(Element data from apps and pages)
::::::
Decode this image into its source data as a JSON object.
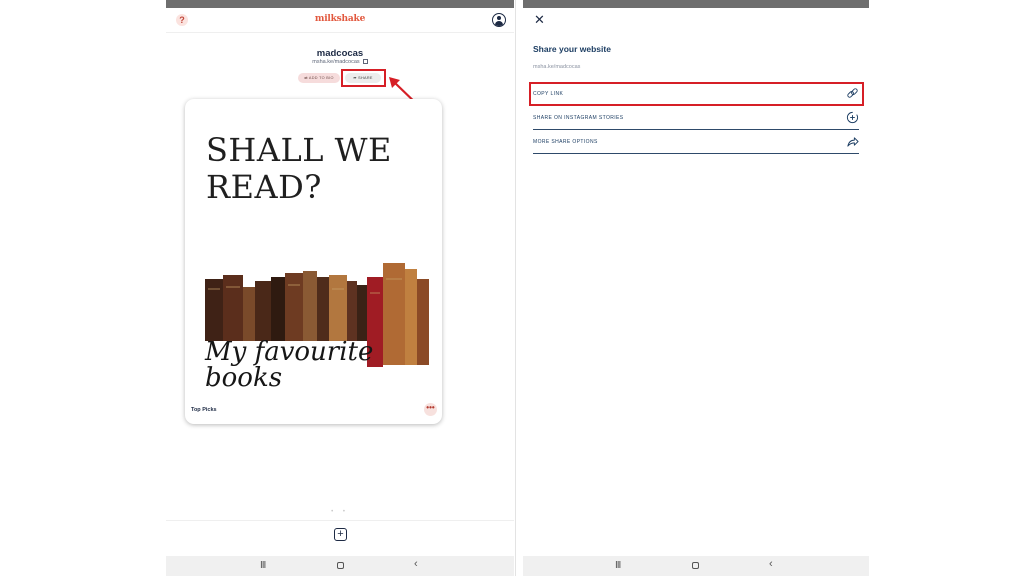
{
  "left": {
    "brand": "milkshake",
    "profile": {
      "username": "madcocas",
      "url": "msha.ke/madcocas"
    },
    "buttons": {
      "add_to_bio": "ADD TO BIO",
      "share": "SHARE"
    },
    "card": {
      "heading_line1": "SHALL WE",
      "heading_line2": "READ?",
      "script_line1": "My favourite",
      "script_line2": "books",
      "label": "Top Picks",
      "more": "•••"
    },
    "dots": "• •",
    "add_button": "+"
  },
  "right": {
    "close": "✕",
    "title": "Share your website",
    "url": "msha.ke/madcocas",
    "options": [
      {
        "label": "COPY LINK",
        "icon": "link-icon"
      },
      {
        "label": "SHARE ON INSTAGRAM STORIES",
        "icon": "instagram-add-icon"
      },
      {
        "label": "MORE SHARE OPTIONS",
        "icon": "share-arrow-icon"
      }
    ]
  },
  "nav": {
    "recents": "III",
    "back": "‹"
  },
  "colors": {
    "brand": "#e2583e",
    "navy": "#1d3e63",
    "highlight": "#d61f26",
    "pill_pink": "#f6dcdc"
  }
}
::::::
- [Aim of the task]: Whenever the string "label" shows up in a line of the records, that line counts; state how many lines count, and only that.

- [Exercise result]: 4